### Source records
━━━
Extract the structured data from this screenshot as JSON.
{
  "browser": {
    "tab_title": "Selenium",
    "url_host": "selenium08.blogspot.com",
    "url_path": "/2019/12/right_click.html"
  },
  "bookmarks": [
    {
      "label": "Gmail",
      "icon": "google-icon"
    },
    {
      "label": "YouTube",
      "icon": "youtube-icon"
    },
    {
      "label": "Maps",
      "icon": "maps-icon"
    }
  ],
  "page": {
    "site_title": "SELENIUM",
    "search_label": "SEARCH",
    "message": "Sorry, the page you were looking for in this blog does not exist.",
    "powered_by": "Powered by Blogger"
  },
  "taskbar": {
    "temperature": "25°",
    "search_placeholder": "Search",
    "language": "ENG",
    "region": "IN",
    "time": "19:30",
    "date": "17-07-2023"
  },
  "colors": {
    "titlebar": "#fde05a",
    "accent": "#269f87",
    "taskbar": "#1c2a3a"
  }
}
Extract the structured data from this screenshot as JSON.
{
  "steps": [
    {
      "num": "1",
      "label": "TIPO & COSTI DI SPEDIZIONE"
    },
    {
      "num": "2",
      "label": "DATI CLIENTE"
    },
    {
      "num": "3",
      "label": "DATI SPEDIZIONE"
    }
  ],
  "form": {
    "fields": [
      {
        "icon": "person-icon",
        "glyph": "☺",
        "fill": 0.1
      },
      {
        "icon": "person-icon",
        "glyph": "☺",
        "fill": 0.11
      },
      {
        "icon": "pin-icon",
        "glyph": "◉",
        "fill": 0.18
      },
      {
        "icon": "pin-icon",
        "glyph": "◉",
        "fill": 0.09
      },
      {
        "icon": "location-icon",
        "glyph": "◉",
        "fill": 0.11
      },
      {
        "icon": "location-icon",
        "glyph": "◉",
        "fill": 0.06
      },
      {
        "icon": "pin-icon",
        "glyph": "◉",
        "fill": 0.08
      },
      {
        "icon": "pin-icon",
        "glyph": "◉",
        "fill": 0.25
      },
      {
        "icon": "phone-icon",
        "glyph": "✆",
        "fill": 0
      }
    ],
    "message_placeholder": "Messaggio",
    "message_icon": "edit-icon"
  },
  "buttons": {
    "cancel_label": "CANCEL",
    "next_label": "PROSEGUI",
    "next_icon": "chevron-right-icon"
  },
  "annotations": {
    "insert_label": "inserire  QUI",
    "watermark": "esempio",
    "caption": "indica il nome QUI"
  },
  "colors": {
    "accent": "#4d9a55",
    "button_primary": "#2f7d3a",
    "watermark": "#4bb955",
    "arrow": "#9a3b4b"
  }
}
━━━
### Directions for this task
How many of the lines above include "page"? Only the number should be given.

### Task result
2